Princess Haya Bint al-Hussein, Dubai ruler’s wife, in hiding in London: report

Kim Hjelmgaard
July 4, 2019, USA Today

LONDON – The sixth wife of Dubai’s billionaire ruler is in hiding in London as she prepares for a court battle with her husband, Sheikh Mohammed bin Rashid al-Maktoum, in a case that appears to be connected to the mysterious disappearance of Princess Latifa, Sheikh Mohammed’s daughter from another marriage, according to British media reports.

Princess Haya Bint al-Hussein, 45, fled Dubai for Europe last month after she became aware of details related to the forced return of Princess Latifa to the Middle Eastern state after she was intercepted by commandoes last year on a U.S.-flagged civilian yacht off the coast of India. Her case has been highlighted by USA TODAY.

Oxford University-educated Princess Haya, a glamorous figure who served on the International Olympic Committee and as a goodwill ambassador for the United Nations’ World Food Program, is thought to be hiding in a townhouse in central London over fears for her life, according to British broadcaster the BBC, citing Dubai royal family sources.

Other British media outlets have also reported on the claim.

Sheikh Mohammed, 69, has filed an application for divorce and custody of the pair’s two children, ages 11 and 7. A hearing will take place on July 30 in Britain’s Royal Court of Justice, the court confirmed to USA TODAY. Sheikh Mohammed has an estimated wealth of $4 billion, according to Forbes, making him one of richest royals in the world.

He is a major figure in international horse racing and breeding and owns and operates two horse racing farms in Kentucky. He’s been Dubai’s leader since 2006. Sheikh Mohammed has an estimated 30 children with his six wives.

Unnamed sources close to Princess Haya told the BBC that she had discovered “disturbing” facts about Princess Latifa’s attempt to flee Dubai and was subject to increasing hostility and pressure from members of Sheikh Mohammed’s extended family. The broadcaster said she no longer felt safe, and fled to Germany before moving on to Britain.

Officials from the United Arab Emirates (UAE) in London have refused to comment on the case.

Princess Haya was previously criticized by human rights groups after she invited former Irish president Mary Robinson, an ex-United Nations High Commissioner for Human Rights, to visit Dubai and affirm that Princess Latifa was being treated well.

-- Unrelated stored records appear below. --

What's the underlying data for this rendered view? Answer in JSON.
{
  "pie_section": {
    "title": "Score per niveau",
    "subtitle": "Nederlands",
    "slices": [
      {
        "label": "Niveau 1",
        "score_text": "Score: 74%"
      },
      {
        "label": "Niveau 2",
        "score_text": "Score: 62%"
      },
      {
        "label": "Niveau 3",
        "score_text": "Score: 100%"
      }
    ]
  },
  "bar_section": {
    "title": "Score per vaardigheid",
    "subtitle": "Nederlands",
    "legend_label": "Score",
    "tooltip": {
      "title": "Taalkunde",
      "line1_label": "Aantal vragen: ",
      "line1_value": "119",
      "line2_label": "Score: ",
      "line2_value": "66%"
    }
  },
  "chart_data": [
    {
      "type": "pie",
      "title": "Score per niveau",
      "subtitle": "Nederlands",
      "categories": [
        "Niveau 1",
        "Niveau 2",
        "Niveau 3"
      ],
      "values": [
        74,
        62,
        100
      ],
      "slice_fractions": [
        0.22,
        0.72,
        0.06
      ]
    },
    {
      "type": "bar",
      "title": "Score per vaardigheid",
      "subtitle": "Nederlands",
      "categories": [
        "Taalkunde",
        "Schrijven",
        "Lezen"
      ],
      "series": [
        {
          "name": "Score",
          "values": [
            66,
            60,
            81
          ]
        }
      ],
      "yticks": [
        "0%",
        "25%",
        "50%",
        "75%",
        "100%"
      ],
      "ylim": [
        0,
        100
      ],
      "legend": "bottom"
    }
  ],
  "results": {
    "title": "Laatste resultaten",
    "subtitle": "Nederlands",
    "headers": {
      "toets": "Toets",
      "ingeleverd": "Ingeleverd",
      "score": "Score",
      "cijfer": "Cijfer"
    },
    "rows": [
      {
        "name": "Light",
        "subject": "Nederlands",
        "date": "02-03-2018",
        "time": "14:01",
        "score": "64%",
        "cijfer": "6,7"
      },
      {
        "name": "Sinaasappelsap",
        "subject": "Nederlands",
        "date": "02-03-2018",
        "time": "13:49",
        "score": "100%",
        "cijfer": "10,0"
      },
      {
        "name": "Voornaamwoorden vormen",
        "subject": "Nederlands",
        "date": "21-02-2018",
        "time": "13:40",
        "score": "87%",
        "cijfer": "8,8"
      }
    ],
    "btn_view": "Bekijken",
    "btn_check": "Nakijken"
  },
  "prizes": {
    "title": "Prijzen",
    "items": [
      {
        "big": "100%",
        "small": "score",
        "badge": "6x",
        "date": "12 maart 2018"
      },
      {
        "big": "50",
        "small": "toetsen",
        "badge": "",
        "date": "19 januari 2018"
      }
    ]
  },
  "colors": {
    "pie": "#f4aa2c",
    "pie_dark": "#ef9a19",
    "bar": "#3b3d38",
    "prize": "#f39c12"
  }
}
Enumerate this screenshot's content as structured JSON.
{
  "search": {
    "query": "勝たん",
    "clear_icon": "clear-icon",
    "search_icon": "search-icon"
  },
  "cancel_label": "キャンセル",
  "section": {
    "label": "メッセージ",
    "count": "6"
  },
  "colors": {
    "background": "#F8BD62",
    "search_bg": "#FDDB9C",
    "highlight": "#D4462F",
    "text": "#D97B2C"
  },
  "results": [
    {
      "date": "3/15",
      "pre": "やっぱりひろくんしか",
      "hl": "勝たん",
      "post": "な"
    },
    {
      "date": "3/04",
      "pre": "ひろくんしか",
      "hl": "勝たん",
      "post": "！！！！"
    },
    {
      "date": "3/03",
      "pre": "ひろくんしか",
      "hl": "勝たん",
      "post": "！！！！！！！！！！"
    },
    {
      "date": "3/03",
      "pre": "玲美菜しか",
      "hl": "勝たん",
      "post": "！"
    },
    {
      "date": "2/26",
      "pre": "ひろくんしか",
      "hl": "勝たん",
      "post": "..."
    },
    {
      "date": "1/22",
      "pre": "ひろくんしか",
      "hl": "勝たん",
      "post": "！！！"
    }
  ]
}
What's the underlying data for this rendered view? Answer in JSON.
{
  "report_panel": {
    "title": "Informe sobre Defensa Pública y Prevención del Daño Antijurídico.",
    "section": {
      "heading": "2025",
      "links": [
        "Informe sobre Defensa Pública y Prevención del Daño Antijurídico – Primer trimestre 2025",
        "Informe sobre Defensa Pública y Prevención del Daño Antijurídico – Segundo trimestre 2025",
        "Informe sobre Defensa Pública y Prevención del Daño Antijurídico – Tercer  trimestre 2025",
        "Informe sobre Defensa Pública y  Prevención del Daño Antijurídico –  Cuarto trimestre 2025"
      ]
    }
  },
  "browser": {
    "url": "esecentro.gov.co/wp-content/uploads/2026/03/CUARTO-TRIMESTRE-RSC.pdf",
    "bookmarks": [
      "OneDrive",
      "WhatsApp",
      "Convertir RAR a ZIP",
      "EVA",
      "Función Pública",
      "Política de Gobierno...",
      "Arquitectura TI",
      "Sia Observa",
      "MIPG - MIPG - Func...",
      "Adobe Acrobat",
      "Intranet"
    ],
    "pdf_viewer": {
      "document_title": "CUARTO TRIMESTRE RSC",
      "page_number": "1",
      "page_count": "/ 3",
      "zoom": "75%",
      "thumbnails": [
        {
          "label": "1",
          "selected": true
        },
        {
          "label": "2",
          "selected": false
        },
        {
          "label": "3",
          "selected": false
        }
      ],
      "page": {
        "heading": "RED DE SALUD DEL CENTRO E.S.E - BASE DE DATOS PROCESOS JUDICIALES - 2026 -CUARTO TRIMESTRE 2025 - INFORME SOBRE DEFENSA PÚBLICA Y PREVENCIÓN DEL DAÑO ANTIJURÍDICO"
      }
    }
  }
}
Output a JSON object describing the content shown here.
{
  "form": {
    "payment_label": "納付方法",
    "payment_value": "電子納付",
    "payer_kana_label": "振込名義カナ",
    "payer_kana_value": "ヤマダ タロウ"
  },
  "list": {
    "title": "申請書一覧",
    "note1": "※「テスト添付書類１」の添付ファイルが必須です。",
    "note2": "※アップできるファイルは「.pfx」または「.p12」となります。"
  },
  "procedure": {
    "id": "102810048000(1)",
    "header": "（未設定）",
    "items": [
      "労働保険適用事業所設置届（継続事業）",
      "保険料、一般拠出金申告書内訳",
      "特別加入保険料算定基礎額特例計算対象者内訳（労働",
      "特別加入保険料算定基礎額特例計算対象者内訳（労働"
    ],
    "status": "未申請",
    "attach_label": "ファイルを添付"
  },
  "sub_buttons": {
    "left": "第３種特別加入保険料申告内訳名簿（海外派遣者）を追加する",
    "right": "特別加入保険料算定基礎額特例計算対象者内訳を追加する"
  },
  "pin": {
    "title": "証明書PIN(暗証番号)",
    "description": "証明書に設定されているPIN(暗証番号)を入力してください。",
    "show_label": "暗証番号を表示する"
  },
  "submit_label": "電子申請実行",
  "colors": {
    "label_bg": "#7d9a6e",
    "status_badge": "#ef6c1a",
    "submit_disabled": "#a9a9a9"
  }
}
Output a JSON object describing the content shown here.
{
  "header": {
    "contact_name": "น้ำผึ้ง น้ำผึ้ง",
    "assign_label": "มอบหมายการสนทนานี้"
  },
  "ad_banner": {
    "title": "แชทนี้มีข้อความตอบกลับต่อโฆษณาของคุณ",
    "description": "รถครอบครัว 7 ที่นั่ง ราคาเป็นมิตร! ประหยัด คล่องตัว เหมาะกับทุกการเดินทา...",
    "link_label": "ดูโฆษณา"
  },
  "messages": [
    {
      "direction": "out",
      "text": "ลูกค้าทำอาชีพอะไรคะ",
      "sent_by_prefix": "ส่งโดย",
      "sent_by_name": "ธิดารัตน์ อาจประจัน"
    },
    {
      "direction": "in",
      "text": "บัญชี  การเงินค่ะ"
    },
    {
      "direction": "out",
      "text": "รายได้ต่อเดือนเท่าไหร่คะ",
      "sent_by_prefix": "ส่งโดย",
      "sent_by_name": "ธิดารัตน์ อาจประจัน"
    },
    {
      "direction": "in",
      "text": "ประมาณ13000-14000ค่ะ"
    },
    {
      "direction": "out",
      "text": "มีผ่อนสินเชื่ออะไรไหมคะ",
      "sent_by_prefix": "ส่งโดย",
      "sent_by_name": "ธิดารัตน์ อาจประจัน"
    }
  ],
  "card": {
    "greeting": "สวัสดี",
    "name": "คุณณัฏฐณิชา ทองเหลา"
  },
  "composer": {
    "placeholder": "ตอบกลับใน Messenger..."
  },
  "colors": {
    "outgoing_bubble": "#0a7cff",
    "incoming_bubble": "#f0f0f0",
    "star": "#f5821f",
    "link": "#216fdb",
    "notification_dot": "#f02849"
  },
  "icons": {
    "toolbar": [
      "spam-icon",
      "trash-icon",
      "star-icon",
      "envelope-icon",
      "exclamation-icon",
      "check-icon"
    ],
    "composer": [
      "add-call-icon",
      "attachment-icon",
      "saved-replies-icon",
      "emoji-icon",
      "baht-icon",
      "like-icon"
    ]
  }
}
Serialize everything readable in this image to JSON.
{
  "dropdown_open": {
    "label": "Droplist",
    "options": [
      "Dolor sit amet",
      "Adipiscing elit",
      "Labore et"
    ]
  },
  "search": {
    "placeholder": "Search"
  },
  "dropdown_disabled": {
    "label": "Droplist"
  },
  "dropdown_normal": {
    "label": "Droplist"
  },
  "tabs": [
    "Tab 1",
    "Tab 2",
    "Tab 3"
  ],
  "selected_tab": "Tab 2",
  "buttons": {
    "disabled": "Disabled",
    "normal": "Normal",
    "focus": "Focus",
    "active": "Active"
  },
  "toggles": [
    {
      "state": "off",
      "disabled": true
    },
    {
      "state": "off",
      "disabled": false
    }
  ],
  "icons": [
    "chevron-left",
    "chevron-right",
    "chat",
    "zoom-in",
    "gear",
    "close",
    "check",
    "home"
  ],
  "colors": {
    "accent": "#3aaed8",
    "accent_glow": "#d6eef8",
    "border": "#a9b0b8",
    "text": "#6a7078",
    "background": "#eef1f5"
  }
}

In a video uploaded to YouTube in March, released after her disappearance, Princess Latifa said she had planned her escape from Dubai’s ruling family for seven years, running away from what she said was her father’s oppressive and cruel treatment.

Dubai has world-class infrastructure, luxury shopping malls, a skyscraper-filled skyline and a large expatriate popu